# What you should do
Only the pictures should be left out; repeat the rest of the data exactly.

# Entries supplied
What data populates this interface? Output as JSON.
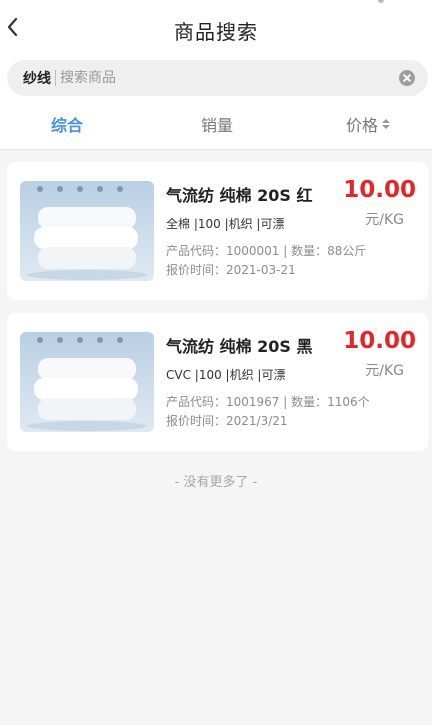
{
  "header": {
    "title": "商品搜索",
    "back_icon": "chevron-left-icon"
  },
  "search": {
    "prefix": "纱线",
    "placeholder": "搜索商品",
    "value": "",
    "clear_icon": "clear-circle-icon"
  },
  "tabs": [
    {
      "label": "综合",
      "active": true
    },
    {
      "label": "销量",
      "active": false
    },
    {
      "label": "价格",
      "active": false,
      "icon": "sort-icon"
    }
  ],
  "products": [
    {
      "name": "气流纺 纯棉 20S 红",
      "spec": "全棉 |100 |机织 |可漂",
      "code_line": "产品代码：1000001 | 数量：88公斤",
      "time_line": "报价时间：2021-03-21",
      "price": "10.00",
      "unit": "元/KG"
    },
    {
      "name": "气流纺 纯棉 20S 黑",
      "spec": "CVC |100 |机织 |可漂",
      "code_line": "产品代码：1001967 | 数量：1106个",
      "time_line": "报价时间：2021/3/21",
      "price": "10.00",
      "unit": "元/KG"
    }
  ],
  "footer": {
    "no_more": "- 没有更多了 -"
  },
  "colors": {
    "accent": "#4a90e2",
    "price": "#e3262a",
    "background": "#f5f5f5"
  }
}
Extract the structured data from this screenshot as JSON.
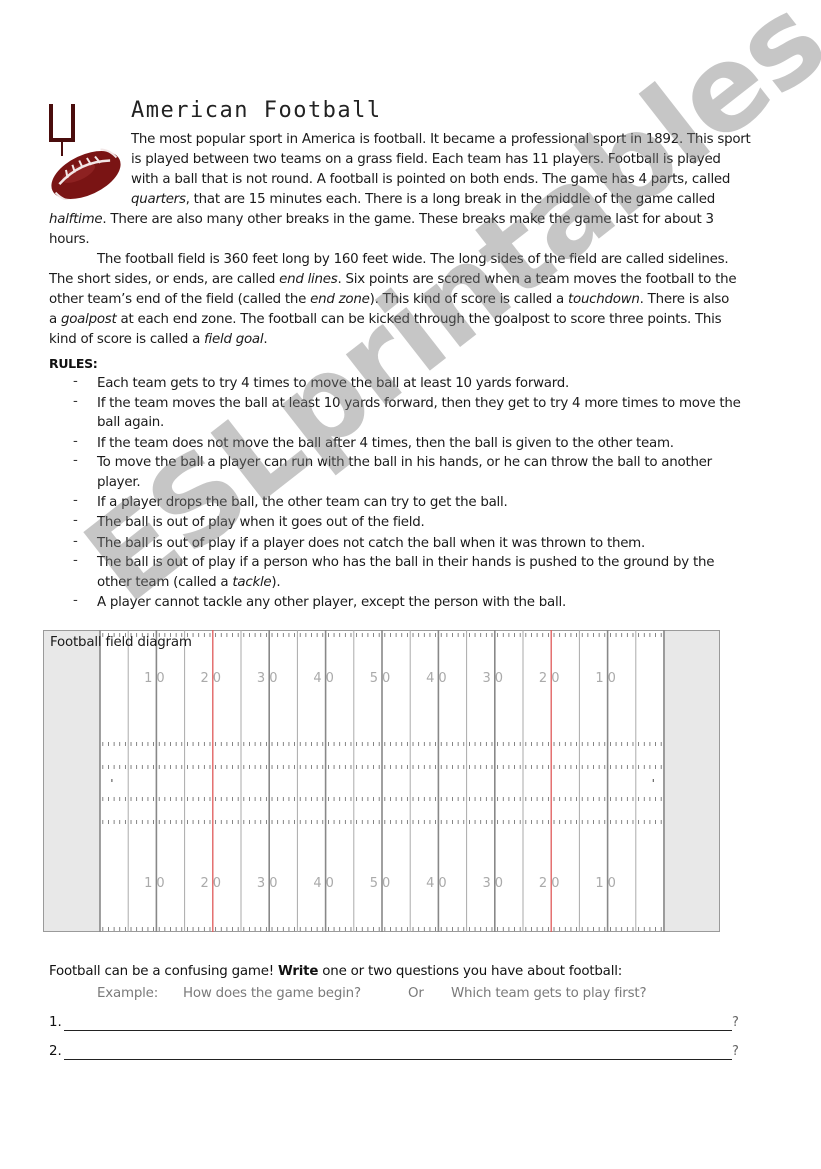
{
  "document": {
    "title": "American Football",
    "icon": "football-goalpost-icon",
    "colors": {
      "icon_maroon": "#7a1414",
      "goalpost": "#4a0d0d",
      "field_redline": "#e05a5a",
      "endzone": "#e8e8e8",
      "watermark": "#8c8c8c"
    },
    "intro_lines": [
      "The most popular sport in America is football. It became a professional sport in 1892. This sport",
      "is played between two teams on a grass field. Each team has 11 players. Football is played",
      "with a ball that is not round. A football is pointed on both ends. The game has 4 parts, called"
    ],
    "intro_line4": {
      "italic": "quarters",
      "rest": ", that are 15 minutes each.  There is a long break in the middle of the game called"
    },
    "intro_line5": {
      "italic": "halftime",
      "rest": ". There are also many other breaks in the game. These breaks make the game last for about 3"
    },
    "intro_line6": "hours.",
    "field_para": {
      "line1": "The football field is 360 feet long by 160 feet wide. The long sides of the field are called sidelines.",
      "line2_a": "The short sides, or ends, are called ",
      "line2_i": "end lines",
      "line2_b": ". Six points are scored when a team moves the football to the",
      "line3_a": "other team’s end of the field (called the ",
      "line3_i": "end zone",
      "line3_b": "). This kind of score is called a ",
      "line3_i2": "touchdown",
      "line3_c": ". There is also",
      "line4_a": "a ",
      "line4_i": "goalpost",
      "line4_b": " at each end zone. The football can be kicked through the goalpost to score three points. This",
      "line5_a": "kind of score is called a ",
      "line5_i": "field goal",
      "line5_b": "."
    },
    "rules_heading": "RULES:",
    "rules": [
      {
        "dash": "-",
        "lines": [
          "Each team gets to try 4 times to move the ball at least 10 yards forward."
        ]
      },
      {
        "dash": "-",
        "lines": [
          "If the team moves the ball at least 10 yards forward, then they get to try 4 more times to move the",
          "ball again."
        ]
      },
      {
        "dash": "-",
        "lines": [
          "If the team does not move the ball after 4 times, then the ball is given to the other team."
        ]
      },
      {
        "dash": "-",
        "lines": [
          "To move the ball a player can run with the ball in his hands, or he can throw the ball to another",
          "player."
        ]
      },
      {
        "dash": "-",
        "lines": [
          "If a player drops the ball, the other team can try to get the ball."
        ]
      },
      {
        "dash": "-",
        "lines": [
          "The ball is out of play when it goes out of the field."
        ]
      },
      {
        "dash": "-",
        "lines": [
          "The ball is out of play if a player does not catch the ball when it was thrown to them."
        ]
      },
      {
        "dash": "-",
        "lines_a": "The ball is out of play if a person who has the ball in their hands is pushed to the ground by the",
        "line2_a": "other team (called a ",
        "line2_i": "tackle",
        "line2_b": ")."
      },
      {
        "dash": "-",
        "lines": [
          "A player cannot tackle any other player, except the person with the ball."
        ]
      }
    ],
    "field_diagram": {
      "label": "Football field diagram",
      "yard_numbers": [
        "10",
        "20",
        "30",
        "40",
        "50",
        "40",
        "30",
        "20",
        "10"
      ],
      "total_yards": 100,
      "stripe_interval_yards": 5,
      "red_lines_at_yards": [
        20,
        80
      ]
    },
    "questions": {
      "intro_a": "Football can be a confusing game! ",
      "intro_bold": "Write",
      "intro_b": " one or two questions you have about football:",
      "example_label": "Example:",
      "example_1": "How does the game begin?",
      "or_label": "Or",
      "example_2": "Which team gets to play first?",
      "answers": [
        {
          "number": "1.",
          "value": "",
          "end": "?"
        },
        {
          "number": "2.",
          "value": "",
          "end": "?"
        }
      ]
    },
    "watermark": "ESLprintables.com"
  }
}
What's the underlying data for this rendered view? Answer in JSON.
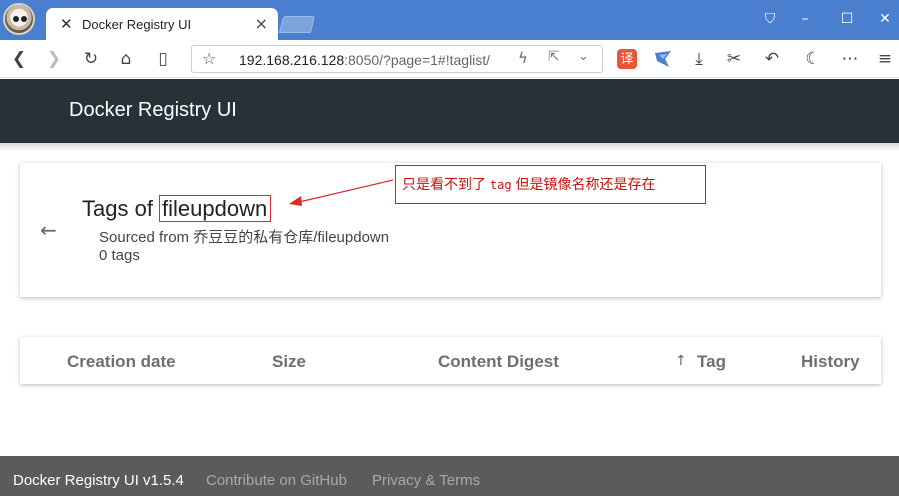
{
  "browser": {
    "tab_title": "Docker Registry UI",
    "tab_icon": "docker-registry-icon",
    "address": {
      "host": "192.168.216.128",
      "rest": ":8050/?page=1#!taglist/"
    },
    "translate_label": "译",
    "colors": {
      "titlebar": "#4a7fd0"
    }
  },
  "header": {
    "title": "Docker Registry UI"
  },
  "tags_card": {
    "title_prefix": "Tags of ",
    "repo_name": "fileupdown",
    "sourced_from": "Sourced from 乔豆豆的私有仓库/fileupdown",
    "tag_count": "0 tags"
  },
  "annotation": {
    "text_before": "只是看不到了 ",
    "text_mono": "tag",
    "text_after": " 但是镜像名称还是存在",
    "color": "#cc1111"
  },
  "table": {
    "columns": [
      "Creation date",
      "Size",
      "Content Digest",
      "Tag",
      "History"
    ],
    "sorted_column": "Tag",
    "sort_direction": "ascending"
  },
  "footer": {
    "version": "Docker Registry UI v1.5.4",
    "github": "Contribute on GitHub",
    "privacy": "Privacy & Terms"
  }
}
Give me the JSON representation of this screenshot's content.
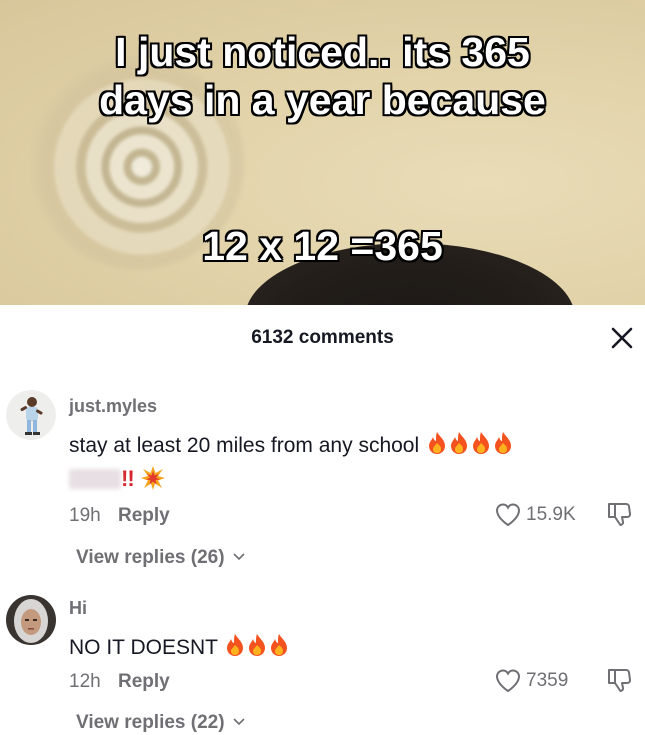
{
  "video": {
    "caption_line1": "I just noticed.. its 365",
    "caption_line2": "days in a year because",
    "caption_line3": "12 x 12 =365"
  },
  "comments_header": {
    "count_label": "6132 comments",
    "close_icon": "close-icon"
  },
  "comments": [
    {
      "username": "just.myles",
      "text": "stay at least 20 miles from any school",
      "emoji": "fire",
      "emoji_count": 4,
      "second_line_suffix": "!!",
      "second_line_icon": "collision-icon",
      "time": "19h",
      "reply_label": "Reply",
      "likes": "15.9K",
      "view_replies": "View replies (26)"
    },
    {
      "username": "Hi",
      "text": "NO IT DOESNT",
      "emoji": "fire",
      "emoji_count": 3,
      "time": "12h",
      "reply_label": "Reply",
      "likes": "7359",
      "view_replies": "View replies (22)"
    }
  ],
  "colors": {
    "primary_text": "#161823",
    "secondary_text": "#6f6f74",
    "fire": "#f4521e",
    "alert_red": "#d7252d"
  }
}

# Written reply
What data populates this interface? Output as JSON.
{
  "header": {
    "title": "商品搜索",
    "back_icon": "chevron-left-icon"
  },
  "search": {
    "prefix": "纱线",
    "placeholder": "搜索商品",
    "value": "",
    "clear_icon": "clear-circle-icon"
  },
  "tabs": [
    {
      "label": "综合",
      "active": true
    },
    {
      "label": "销量",
      "active": false
    },
    {
      "label": "价格",
      "active": false,
      "icon": "sort-icon"
    }
  ],
  "products": [
    {
      "name": "气流纺 纯棉 20S 红",
      "spec": "全棉 |100 |机织 |可漂",
      "code_line": "产品代码：1000001 | 数量：88公斤",
      "time_line": "报价时间：2021-03-21",
      "price": "10.00",
      "unit": "元/KG"
    },
    {
      "name": "气流纺 纯棉 20S 黑",
      "spec": "CVC |100 |机织 |可漂",
      "code_line": "产品代码：1001967 | 数量：1106个",
      "time_line": "报价时间：2021/3/21",
      "price": "10.00",
      "unit": "元/KG"
    }
  ],
  "footer": {
    "no_more": "- 没有更多了 -"
  },
  "colors": {
    "accent": "#4a90e2",
    "price": "#e3262a",
    "background": "#f5f5f5"
  }
}
Extract the structured data from this screenshot as JSON.
{
  "document": {
    "title": "American Football",
    "icon": "football-goalpost-icon",
    "colors": {
      "icon_maroon": "#7a1414",
      "goalpost": "#4a0d0d",
      "field_redline": "#e05a5a",
      "endzone": "#e8e8e8",
      "watermark": "#8c8c8c"
    },
    "intro_lines": [
      "The most popular sport in America is football. It became a professional sport in 1892. This sport",
      "is played between two teams on a grass field. Each team has 11 players. Football is played",
      "with a ball that is not round. A football is pointed on both ends. The game has 4 parts, called"
    ],
    "intro_line4": {
      "italic": "quarters",
      "rest": ", that are 15 minutes each.  There is a long break in the middle of the game called"
    },
    "intro_line5": {
      "italic": "halftime",
      "rest": ". There are also many other breaks in the game. These breaks make the game last for about 3"
    },
    "intro_line6": "hours.",
    "field_para": {
      "line1": "The football field is 360 feet long by 160 feet wide. The long sides of the field are called sidelines.",
      "line2_a": "The short sides, or ends, are called ",
      "line2_i": "end lines",
      "line2_b": ". Six points are scored when a team moves the football to the",
      "line3_a": "other team’s end of the field (called the ",
      "line3_i": "end zone",
      "line3_b": "). This kind of score is called a ",
      "line3_i2": "touchdown",
      "line3_c": ". There is also",
      "line4_a": "a ",
      "line4_i": "goalpost",
      "line4_b": " at each end zone. The football can be kicked through the goalpost to score three points. This",
      "line5_a": "kind of score is called a ",
      "line5_i": "field goal",
      "line5_b": "."
    },
    "rules_heading": "RULES:",
    "rules": [
      {
        "dash": "-",
        "lines": [
          "Each team gets to try 4 times to move the ball at least 10 yards forward."
        ]
      },
      {
        "dash": "-",
        "lines": [
          "If the team moves the ball at least 10 yards forward, then they get to try 4 more times to move the",
          "ball again."
        ]
      },
      {
        "dash": "-",
        "lines": [
          "If the team does not move the ball after 4 times, then the ball is given to the other team."
        ]
      },
      {
        "dash": "-",
        "lines": [
          "To move the ball a player can run with the ball in his hands, or he can throw the ball to another",
          "player."
        ]
      },
      {
        "dash": "-",
        "lines": [
          "If a player drops the ball, the other team can try to get the ball."
        ]
      },
      {
        "dash": "-",
        "lines": [
          "The ball is out of play when it goes out of the field."
        ]
      },
      {
        "dash": "-",
        "lines": [
          "The ball is out of play if a player does not catch the ball when it was thrown to them."
        ]
      },
      {
        "dash": "-",
        "lines_a": "The ball is out of play if a person who has the ball in their hands is pushed to the ground by the",
        "line2_a": "other team (called a ",
        "line2_i": "tackle",
        "line2_b": ")."
      },
      {
        "dash": "-",
        "lines": [
          "A player cannot tackle any other player, except the person with the ball."
        ]
      }
    ],
    "field_diagram": {
      "label": "Football field diagram",
      "yard_numbers": [
        "10",
        "20",
        "30",
        "40",
        "50",
        "40",
        "30",
        "20",
        "10"
      ],
      "total_yards": 100,
      "stripe_interval_yards": 5,
      "red_lines_at_yards": [
        20,
        80
      ]
    },
    "questions": {
      "intro_a": "Football can be a confusing game! ",
      "intro_bold": "Write",
      "intro_b": " one or two questions you have about football:",
      "example_label": "Example:",
      "example_1": "How does the game begin?",
      "or_label": "Or",
      "example_2": "Which team gets to play first?",
      "answers": [
        {
          "number": "1.",
          "value": "",
          "end": "?"
        },
        {
          "number": "2.",
          "value": "",
          "end": "?"
        }
      ]
    },
    "watermark": "ESLprintables.com"
  }
}
What's the underlying data for this rendered view? Answer in JSON.
{
  "browser": {
    "tab_title": "Docker Registry UI",
    "tab_icon": "docker-registry-icon",
    "address": {
      "host": "192.168.216.128",
      "rest": ":8050/?page=1#!taglist/"
    },
    "translate_label": "译",
    "colors": {
      "titlebar": "#4a7fd0"
    }
  },
  "header": {
    "title": "Docker Registry UI"
  },
  "tags_card": {
    "title_prefix": "Tags of ",
    "repo_name": "fileupdown",
    "sourced_from": "Sourced from 乔豆豆的私有仓库/fileupdown",
    "tag_count": "0 tags"
  },
  "annotation": {
    "text_before": "只是看不到了 ",
    "text_mono": "tag",
    "text_after": " 但是镜像名称还是存在",
    "color": "#cc1111"
  },
  "table": {
    "columns": [
      "Creation date",
      "Size",
      "Content Digest",
      "Tag",
      "History"
    ],
    "sorted_column": "Tag",
    "sort_direction": "ascending"
  },
  "footer": {
    "version": "Docker Registry UI v1.5.4",
    "github": "Contribute on GitHub",
    "privacy": "Privacy & Terms"
  }
}
Give me the JSON representation of this screenshot's content.
{
  "video": {
    "caption_line1": "I just noticed.. its 365",
    "caption_line2": "days in a year because",
    "caption_line3": "12 x 12 =365"
  },
  "comments_header": {
    "count_label": "6132 comments",
    "close_icon": "close-icon"
  },
  "comments": [
    {
      "username": "just.myles",
      "text": "stay at least 20 miles from any school",
      "emoji": "fire",
      "emoji_count": 4,
      "second_line_suffix": "!!",
      "second_line_icon": "collision-icon",
      "time": "19h",
      "reply_label": "Reply",
      "likes": "15.9K",
      "view_replies": "View replies (26)"
    },
    {
      "username": "Hi",
      "text": "NO IT DOESNT",
      "emoji": "fire",
      "emoji_count": 3,
      "time": "12h",
      "reply_label": "Reply",
      "likes": "7359",
      "view_replies": "View replies (22)"
    }
  ],
  "colors": {
    "primary_text": "#161823",
    "secondary_text": "#6f6f74",
    "fire": "#f4521e",
    "alert_red": "#d7252d"
  }
}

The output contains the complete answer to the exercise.